In 1993, China was an emerging economy with passenger trains averaging 30 mph and most citizens riding bicycles. By 2019, China was the world’s largest economy, a measured by GDP. Their rapid economic growth and form of government allows more Imminent Domain land-takings and job assignment to build massive transportation systems faster and cheaper than democratic nations. In 2019, China has over 18,000 HSR miles. They connect to new Metrorail systems of 30 cities. As a result, China grew from 7 million train passengers in 2008 to well over 1 billion train passengers in 2018.
China will continue investing $100 billion/year to reach a staggering 24,000 HSR miles by 2025. China’s HSR network allows them to optimize airports for 500+ mile flights and expand an intercity tollway-freeway system that discourages solo-drives. Moreover, China government encourages citizens to buy electric vehicles. It is building solar & wind power faster than any other nation.
By 2030, China’s International Airports, HSR, Rapid Transit and Tollways-Freeway systems will interconnect the world’s biggest Intermodal Passenger Transportation Network and draw 20% of its energy from renewable sources, while cutting coal usage.

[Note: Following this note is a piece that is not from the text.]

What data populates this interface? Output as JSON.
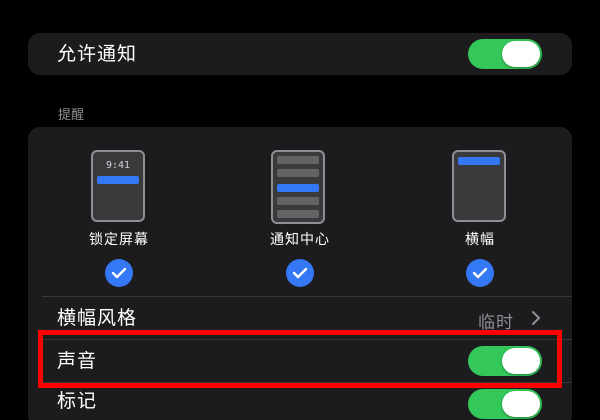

China also plans to anchor a Trans-Asia HSR Network spreading to India, Southeast Asia, Russia and Turkey.
American HSR Lags Behind The Pack
By International Union of Railways standards, America’s 457-mile Northeast Corridor has only 34 miles of 150 mph service between Boston and eastern Connecticut. Between Newark and Baltimore 105 miles of track reach 135 mph. In 2020, 24 miles of track between New Brunswick and Trenton will enable 160 mph using current Acela transits. When Nextgen HST arrives in 2021, Acela will reach 186 mph between New Brunswick and Trenton. By then, we will have 58 miles of 150-186 mph track and 81 remaining miles of 135 mph track. Those totals are shameful compared to HSR mileage by Global Economic Competitors.
SUMMARY: Global Economic Competitor Transportation Advantages Over America
Last century, America enjoyed cheap oil & gas assisted by the world’s best airport, highway, seaport-to-freight rail infrastructure for passengers and freight. That infrastructure enabled us to close more business transactions and expand our economy larger than Global Economic Competitors. Now the table has turned.
The advanced manufacturing, seaport & aviation infrastructure of Global Economic Competitors matches ours. Their highway infrastructure is as comprehensive as our Interstate Highway, but mostly narrower Tollways for better maintenance and to discourage solo-driving. As each HSR route opens in a corridor, fewer freight trucks are stuck in intercity highway congestion. By moving passengers to new HSR tracks, they are freeing up slow-speed track capacity to improve seaport-to-freight rail networks for lower shipping costs. The EU and China are racing to build a Freight Rail networks that match ours by 2030.
By shrinking 3-6 hour train rides to 1.5-3 hour rides, they conduct far more business activity on HSR and attract more leisure travelers. Their popular Rapid Transit systems reduce the percentage of citizens caught in productivity-draining traffic jams, while preserving the freedom to drive.
Excluding 2009-10, America has never invested enough on High Speed Rail like Europe and Japan. Nor did we convert more Streetcar routes to Light Rail when it would have been cheap. Since the early 1990s, we have under-maintained highway bridges. By letting surface transportation advantages wilt away, America sits in growing traffic jams and cross more structurally-deficient bridges.
In Part 3, we examine another layer of rationale to build HSR and Rapid Transit networks faster worldwide, placed in the context of why America has not.